Dr Michael Gurian is a clinical psychologist, counsellor, speaker and author in the field of brain science and child development. He founded the Gurian Institute which trains professionals and parents to teach boys and girls using methods that respond to their different wiring.
He is the author of numerous books. In this podcast, Dr Gurian cites the following of his books:
All of these are available on Amazon and wherever you purchase books.
Dr Gurian has a podcast called The Wonder of Parenting, which he co-hosts with Tim Wright.
A Few Extra Notes about this Episode…
Remember learning about genetics? Well, we talk a lot about this in this episode, especially the sex chromosomes. Here’s a summary:
Every human being has a full genetic code in every single cell of their body. Variations in this code is what makes each of us unique. The entire code is grouped into 23 pairs of chromosomes. One pair of chromosomes is known as the sex chromosomes: males are XY and females are XX. Every cell in the body normally contains this sex chromosome combination and determines your sex. These chromosomes determine your physical sex characteristics, including sex organs such as the testes and ovaries. Male and female sex organs produce different hormones, so males are exposed to higher levels of testosterone from the testes and girls are exposed to higher levels of female hormones such as estrogen and progesterone from the ovaries.
Brain Scans and Brain Function

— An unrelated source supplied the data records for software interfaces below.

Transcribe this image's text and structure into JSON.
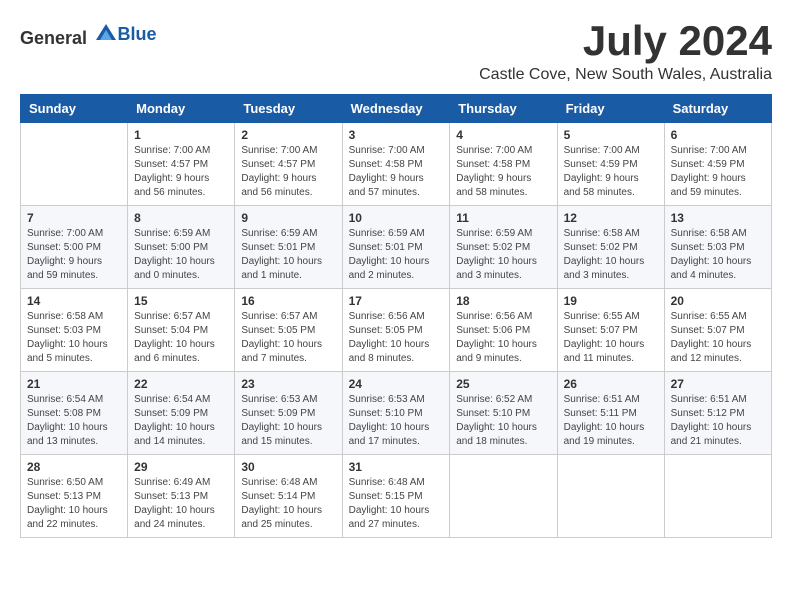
{
  "header": {
    "logo_general": "General",
    "logo_blue": "Blue",
    "month_year": "July 2024",
    "location": "Castle Cove, New South Wales, Australia"
  },
  "calendar": {
    "days_of_week": [
      "Sunday",
      "Monday",
      "Tuesday",
      "Wednesday",
      "Thursday",
      "Friday",
      "Saturday"
    ],
    "weeks": [
      [
        {
          "day": "",
          "info": ""
        },
        {
          "day": "1",
          "info": "Sunrise: 7:00 AM\nSunset: 4:57 PM\nDaylight: 9 hours\nand 56 minutes."
        },
        {
          "day": "2",
          "info": "Sunrise: 7:00 AM\nSunset: 4:57 PM\nDaylight: 9 hours\nand 56 minutes."
        },
        {
          "day": "3",
          "info": "Sunrise: 7:00 AM\nSunset: 4:58 PM\nDaylight: 9 hours\nand 57 minutes."
        },
        {
          "day": "4",
          "info": "Sunrise: 7:00 AM\nSunset: 4:58 PM\nDaylight: 9 hours\nand 58 minutes."
        },
        {
          "day": "5",
          "info": "Sunrise: 7:00 AM\nSunset: 4:59 PM\nDaylight: 9 hours\nand 58 minutes."
        },
        {
          "day": "6",
          "info": "Sunrise: 7:00 AM\nSunset: 4:59 PM\nDaylight: 9 hours\nand 59 minutes."
        }
      ],
      [
        {
          "day": "7",
          "info": "Sunrise: 7:00 AM\nSunset: 5:00 PM\nDaylight: 9 hours\nand 59 minutes."
        },
        {
          "day": "8",
          "info": "Sunrise: 6:59 AM\nSunset: 5:00 PM\nDaylight: 10 hours\nand 0 minutes."
        },
        {
          "day": "9",
          "info": "Sunrise: 6:59 AM\nSunset: 5:01 PM\nDaylight: 10 hours\nand 1 minute."
        },
        {
          "day": "10",
          "info": "Sunrise: 6:59 AM\nSunset: 5:01 PM\nDaylight: 10 hours\nand 2 minutes."
        },
        {
          "day": "11",
          "info": "Sunrise: 6:59 AM\nSunset: 5:02 PM\nDaylight: 10 hours\nand 3 minutes."
        },
        {
          "day": "12",
          "info": "Sunrise: 6:58 AM\nSunset: 5:02 PM\nDaylight: 10 hours\nand 3 minutes."
        },
        {
          "day": "13",
          "info": "Sunrise: 6:58 AM\nSunset: 5:03 PM\nDaylight: 10 hours\nand 4 minutes."
        }
      ],
      [
        {
          "day": "14",
          "info": "Sunrise: 6:58 AM\nSunset: 5:03 PM\nDaylight: 10 hours\nand 5 minutes."
        },
        {
          "day": "15",
          "info": "Sunrise: 6:57 AM\nSunset: 5:04 PM\nDaylight: 10 hours\nand 6 minutes."
        },
        {
          "day": "16",
          "info": "Sunrise: 6:57 AM\nSunset: 5:05 PM\nDaylight: 10 hours\nand 7 minutes."
        },
        {
          "day": "17",
          "info": "Sunrise: 6:56 AM\nSunset: 5:05 PM\nDaylight: 10 hours\nand 8 minutes."
        },
        {
          "day": "18",
          "info": "Sunrise: 6:56 AM\nSunset: 5:06 PM\nDaylight: 10 hours\nand 9 minutes."
        },
        {
          "day": "19",
          "info": "Sunrise: 6:55 AM\nSunset: 5:07 PM\nDaylight: 10 hours\nand 11 minutes."
        },
        {
          "day": "20",
          "info": "Sunrise: 6:55 AM\nSunset: 5:07 PM\nDaylight: 10 hours\nand 12 minutes."
        }
      ],
      [
        {
          "day": "21",
          "info": "Sunrise: 6:54 AM\nSunset: 5:08 PM\nDaylight: 10 hours\nand 13 minutes."
        },
        {
          "day": "22",
          "info": "Sunrise: 6:54 AM\nSunset: 5:09 PM\nDaylight: 10 hours\nand 14 minutes."
        },
        {
          "day": "23",
          "info": "Sunrise: 6:53 AM\nSunset: 5:09 PM\nDaylight: 10 hours\nand 15 minutes."
        },
        {
          "day": "24",
          "info": "Sunrise: 6:53 AM\nSunset: 5:10 PM\nDaylight: 10 hours\nand 17 minutes."
        },
        {
          "day": "25",
          "info": "Sunrise: 6:52 AM\nSunset: 5:10 PM\nDaylight: 10 hours\nand 18 minutes."
        },
        {
          "day": "26",
          "info": "Sunrise: 6:51 AM\nSunset: 5:11 PM\nDaylight: 10 hours\nand 19 minutes."
        },
        {
          "day": "27",
          "info": "Sunrise: 6:51 AM\nSunset: 5:12 PM\nDaylight: 10 hours\nand 21 minutes."
        }
      ],
      [
        {
          "day": "28",
          "info": "Sunrise: 6:50 AM\nSunset: 5:13 PM\nDaylight: 10 hours\nand 22 minutes."
        },
        {
          "day": "29",
          "info": "Sunrise: 6:49 AM\nSunset: 5:13 PM\nDaylight: 10 hours\nand 24 minutes."
        },
        {
          "day": "30",
          "info": "Sunrise: 6:48 AM\nSunset: 5:14 PM\nDaylight: 10 hours\nand 25 minutes."
        },
        {
          "day": "31",
          "info": "Sunrise: 6:48 AM\nSunset: 5:15 PM\nDaylight: 10 hours\nand 27 minutes."
        },
        {
          "day": "",
          "info": ""
        },
        {
          "day": "",
          "info": ""
        },
        {
          "day": "",
          "info": ""
        }
      ]
    ]
  }
}
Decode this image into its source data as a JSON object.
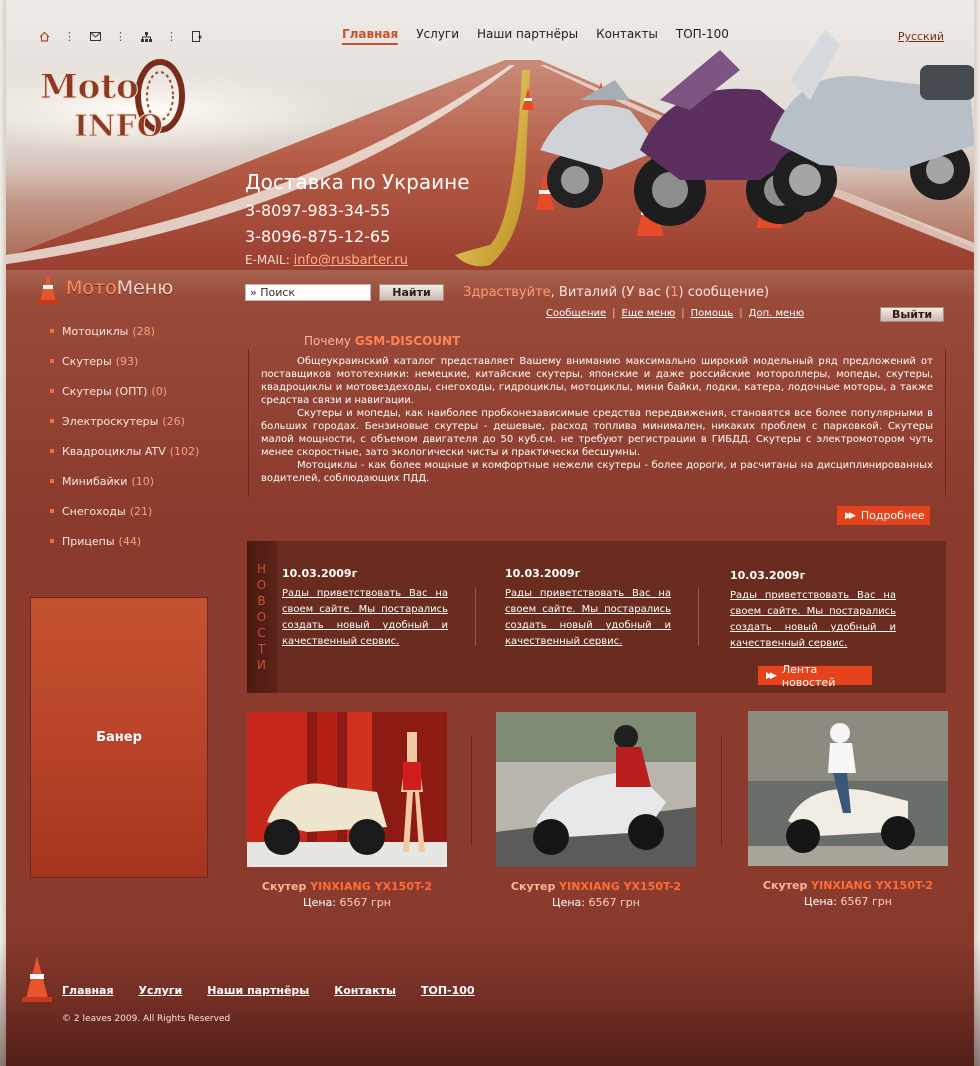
{
  "header": {
    "nav": [
      {
        "label": "Главная",
        "active": true
      },
      {
        "label": "Услуги",
        "active": false
      },
      {
        "label": "Наши партнёры",
        "active": false
      },
      {
        "label": "Контакты",
        "active": false
      },
      {
        "label": "ТОП-100",
        "active": false
      }
    ],
    "language": "Русский",
    "logo_text": "MotoINFO",
    "icons": [
      "home-icon",
      "mail-icon",
      "sitemap-icon",
      "bookmark-icon"
    ],
    "delivery_title": "Доставка по Украине",
    "phones": [
      "3-8097-983-34-55",
      "3-8096-875-12-65"
    ],
    "email_label": "E-MAIL:",
    "email": "info@rusbarter.ru"
  },
  "sidebar": {
    "title_part1": "Мото",
    "title_part2": "Меню",
    "items": [
      {
        "label": "Мотоциклы",
        "count": "(28)"
      },
      {
        "label": "Скутеры",
        "count": "(93)"
      },
      {
        "label": "Скутеры (ОПТ)",
        "count": "(0)"
      },
      {
        "label": "Электроскутеры",
        "count": "(26)"
      },
      {
        "label": "Квадроциклы ATV",
        "count": "(102)"
      },
      {
        "label": "Минибайки",
        "count": "(10)"
      },
      {
        "label": "Снегоходы",
        "count": "(21)"
      },
      {
        "label": "Прицепы",
        "count": "(44)"
      }
    ],
    "banner": "Банер"
  },
  "search": {
    "placeholder": "» Поиск",
    "button": "Найти"
  },
  "user": {
    "greeting": "Здраствуйте",
    "name": ", Виталий (У вас (",
    "msg_count": "1",
    "msg_tail": ") сообщение)",
    "links": [
      "Сообщение",
      "Еще меню",
      "Помощь",
      "Доп. меню"
    ],
    "logout": "Выйти"
  },
  "intro": {
    "why_prefix": "Почему ",
    "why_brand": "GSM-DISCOUNT",
    "paragraphs": [
      "Общеукраинский каталог представляет Вашему вниманию максимально широкий модельный ряд предложений от поставщи­ков мототехники: немецкие, китайские скутеры, японские и даже российские мотороллеры, мопеды, скутеры, квадроциклы и мотовездеходы, снегоходы, гидроциклы, мотоциклы, мини байки, лодки, катера, лодочные моторы, а также средства связи и навигации.",
      "Скутеры и мопеды, как наиболее пробконезависимые средства передвижения, становятся все более популярными в боль­ших городах. Бензиновые скутеры - дешевые, расход топлива минимален, никаких проблем с парковкой. Скутеры малой мощности, с объемом двигателя до 50 куб.см. не требуют регистрации в ГИБДД. Скутеры с электромотором чуть менее скоростные, зато экологически чисты и практически бесшумны.",
      "Мотоциклы - как более мощные и комфортные нежели скутеры - более дороги, и расчитаны на дисциплинированных води­телей, соблюдающих ПДД."
    ],
    "more_button": "Подробнее"
  },
  "news": {
    "side_label": "НОВОСТИ",
    "items": [
      {
        "date": "10.03.2009г",
        "text": "Рады приветствовать Вас на своем сайте. Мы постарались создать новый удобный и каче­ственный сервис."
      },
      {
        "date": "10.03.2009г",
        "text": "Рады приветствовать Вас на своем сайте. Мы постарались создать новый удобный и каче­ственный сервис."
      },
      {
        "date": "10.03.2009г",
        "text": "Рады приветствовать Вас на своем сайте. Мы постарались создать новый удобный и каче­ственный сервис."
      }
    ],
    "feed_button": "Лента новостей"
  },
  "products": [
    {
      "type": "Скутер ",
      "model": "YINXIANG YX150T-2",
      "price_label": "Цена: ",
      "price": "6567 грн"
    },
    {
      "type": "Скутер ",
      "model": "YINXIANG YX150T-2",
      "price_label": "Цена: ",
      "price": "6567 грн"
    },
    {
      "type": "Скутер ",
      "model": "YINXIANG YX150T-2",
      "price_label": "Цена: ",
      "price": "6567 грн"
    }
  ],
  "footer": {
    "nav": [
      "Главная",
      "Услуги",
      "Наши партнёры",
      "Контакты",
      "ТОП-100"
    ],
    "copyright": "© 2 leaves 2009. All Rights Reserved"
  },
  "colors": {
    "accent": "#e5431c",
    "background": "#8a3b2e",
    "link": "#ff9b73"
  }
}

We talk in this podcast about brain scans. The most commonly used brain scans are CT scans (also called “CAT” scans) which refers to computed tomography and MRI scans (magnetic resonance imaging). A CT scan uses X-ray beams which go through the body at various angles and these signals are then used to reconstruct a 2-d or 3-d image of the internal organs and tissues. An MRI uses magnetic fields to do the same thing, but creates the image using signals from the tissue’s response to magnetic fields. The brain scans which Dr Gurian talks about are generally functional MRI images. These images don’t just create pictures of the physical brain structure or anatomy, but also “light up” areas that are activated at the time the scan is done. So, if you ask someone to think or do something, the area of the brain involved in that activity “lights up”. This is how we can study the brain to detect the different areas of the brain that are engaged when boys and girls are doing certain tasks.
For more information on engaging your child’s brain while parenting, we also recommend that you refer to The Whole Brain Child by Dr Daniel Siegel and Tina Payne Bryson.
ADHD stands for Attention Deficit Hyperactivity Disorder. This is one of the disorders we talk about in this podcast with Dr Gurian. We talk about it in the context of boys being diagnosed more frequently because they have a natural tendency to need to move around more than girls tend to. This is seen to cause more problems, especially in the traditional classroom setting.
There are criteria for an ADHD diagnosis which make the diagnosis appear to be objective. But in reality, the assessments are subjective too because they depend on parent and teacher questionnaires. There is no scan or blood test that can diagnose ADHD.
They key to the diagnosis of any psychiatric disorder is that there has to be an impaired ability to carry out every day functions. Even this is a very subjective standard, and one has to wonder whether rates of ADHD diagnosis would decrease if classrooms were set up to accommodate the learning differences between boys and girls. These differences are seen in groups of boys and girls when you view them overall, but as Dr. Gurian says the exception rate is about 1 in 5, but the exception proves the rule.